▶ _EXERCISE PROMPT_:
Only the text of the records belongs in the answer; the pictures must be dropped.

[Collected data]
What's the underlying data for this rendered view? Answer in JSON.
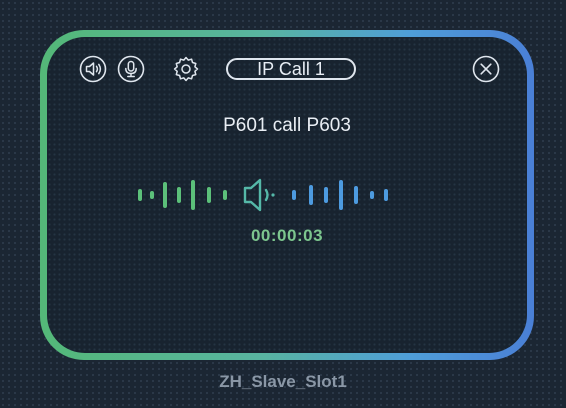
{
  "call_panel": {
    "badge_label": "IP Call 1",
    "title": "P601 call P603",
    "timer": "00:00:03"
  },
  "toolbar": {
    "icons": [
      "volume-icon",
      "microphone-icon",
      "settings-icon"
    ],
    "close_icon": "close-icon"
  },
  "device": {
    "slot_label": "ZH_Slave_Slot1"
  },
  "colors": {
    "frame_left": "#54b878",
    "frame_right": "#4a7fd6",
    "wave_left": "#5cc07a",
    "wave_right": "#4d9be0",
    "timer": "#7cc68e",
    "panel_bg": "#18232f"
  }
}
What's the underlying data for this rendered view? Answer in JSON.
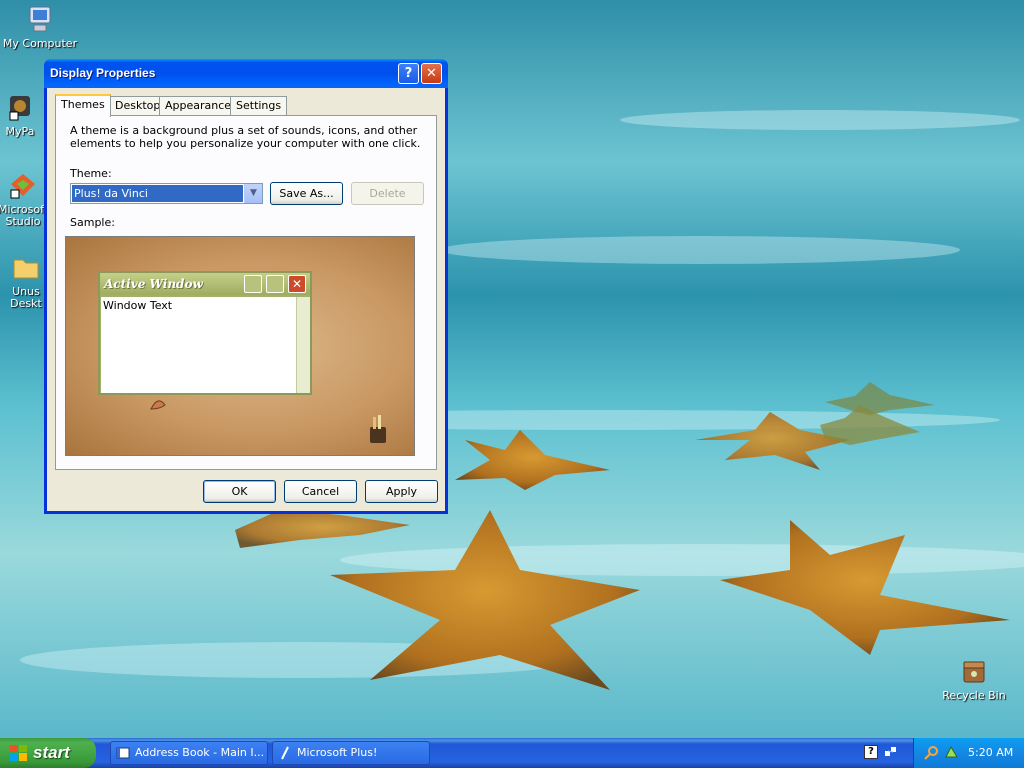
{
  "desktop": {
    "icons": [
      {
        "label": "My Computer",
        "icon": "my-computer-icon"
      },
      {
        "label": "MyPa",
        "icon": "shortcut-icon"
      },
      {
        "label": "Microsoft Studio",
        "icon": "microsoft-studio-icon"
      },
      {
        "label": "Unus Deskt",
        "icon": "folder-icon"
      },
      {
        "label": "Recycle Bin",
        "icon": "recycle-bin-icon"
      }
    ]
  },
  "dialog": {
    "title": "Display Properties",
    "help_glyph": "?",
    "close_glyph": "✕",
    "tabs": [
      "Themes",
      "Desktop",
      "Appearance",
      "Settings"
    ],
    "active_tab": "Themes",
    "description": "A theme is a background plus a set of sounds, icons, and other elements to help you personalize your computer with one click.",
    "theme_label": "Theme:",
    "theme_value": "Plus! da Vinci",
    "save_as": "Save As...",
    "delete": "Delete",
    "sample_label": "Sample:",
    "sample": {
      "window_title": "Active Window",
      "window_text": "Window Text",
      "close_glyph": "✕"
    },
    "ok": "OK",
    "cancel": "Cancel",
    "apply": "Apply"
  },
  "taskbar": {
    "start_label": "start",
    "tasks": [
      {
        "label": "Address Book - Main I...",
        "icon": "address-book-icon"
      },
      {
        "label": "Microsoft Plus!",
        "icon": "microsoft-plus-icon"
      }
    ],
    "help_glyph": "?",
    "clock": "5:20 AM"
  },
  "colors": {
    "title_blue": "#0053ee",
    "start_green": "#3c9a3c",
    "taskbar_blue": "#2663e0",
    "dialog_face": "#ece9d8"
  }
}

▶ _SOLUTION BELOW_:
What's the underlying data for this rendered view? Answer in JSON.
{
  "call_panel": {
    "badge_label": "IP Call 1",
    "title": "P601 call P603",
    "timer": "00:00:03"
  },
  "toolbar": {
    "icons": [
      "volume-icon",
      "microphone-icon",
      "settings-icon"
    ],
    "close_icon": "close-icon"
  },
  "device": {
    "slot_label": "ZH_Slave_Slot1"
  },
  "colors": {
    "frame_left": "#54b878",
    "frame_right": "#4a7fd6",
    "wave_left": "#5cc07a",
    "wave_right": "#4d9be0",
    "timer": "#7cc68e",
    "panel_bg": "#18232f"
  }
}
What's the underlying data for this rendered view? Answer in JSON.
{
  "desktop": {
    "icons": [
      {
        "label": "My Computer",
        "icon": "my-computer-icon"
      },
      {
        "label": "MyPa",
        "icon": "shortcut-icon"
      },
      {
        "label": "Microsoft Studio",
        "icon": "microsoft-studio-icon"
      },
      {
        "label": "Unus Deskt",
        "icon": "folder-icon"
      },
      {
        "label": "Recycle Bin",
        "icon": "recycle-bin-icon"
      }
    ]
  },
  "dialog": {
    "title": "Display Properties",
    "help_glyph": "?",
    "close_glyph": "✕",
    "tabs": [
      "Themes",
      "Desktop",
      "Appearance",
      "Settings"
    ],
    "active_tab": "Themes",
    "description": "A theme is a background plus a set of sounds, icons, and other elements to help you personalize your computer with one click.",
    "theme_label": "Theme:",
    "theme_value": "Plus! da Vinci",
    "save_as": "Save As...",
    "delete": "Delete",
    "sample_label": "Sample:",
    "sample": {
      "window_title": "Active Window",
      "window_text": "Window Text",
      "close_glyph": "✕"
    },
    "ok": "OK",
    "cancel": "Cancel",
    "apply": "Apply"
  },
  "taskbar": {
    "start_label": "start",
    "tasks": [
      {
        "label": "Address Book - Main I...",
        "icon": "address-book-icon"
      },
      {
        "label": "Microsoft Plus!",
        "icon": "microsoft-plus-icon"
      }
    ],
    "help_glyph": "?",
    "clock": "5:20 AM"
  },
  "colors": {
    "title_blue": "#0053ee",
    "start_green": "#3c9a3c",
    "taskbar_blue": "#2663e0",
    "dialog_face": "#ece9d8"
  }
}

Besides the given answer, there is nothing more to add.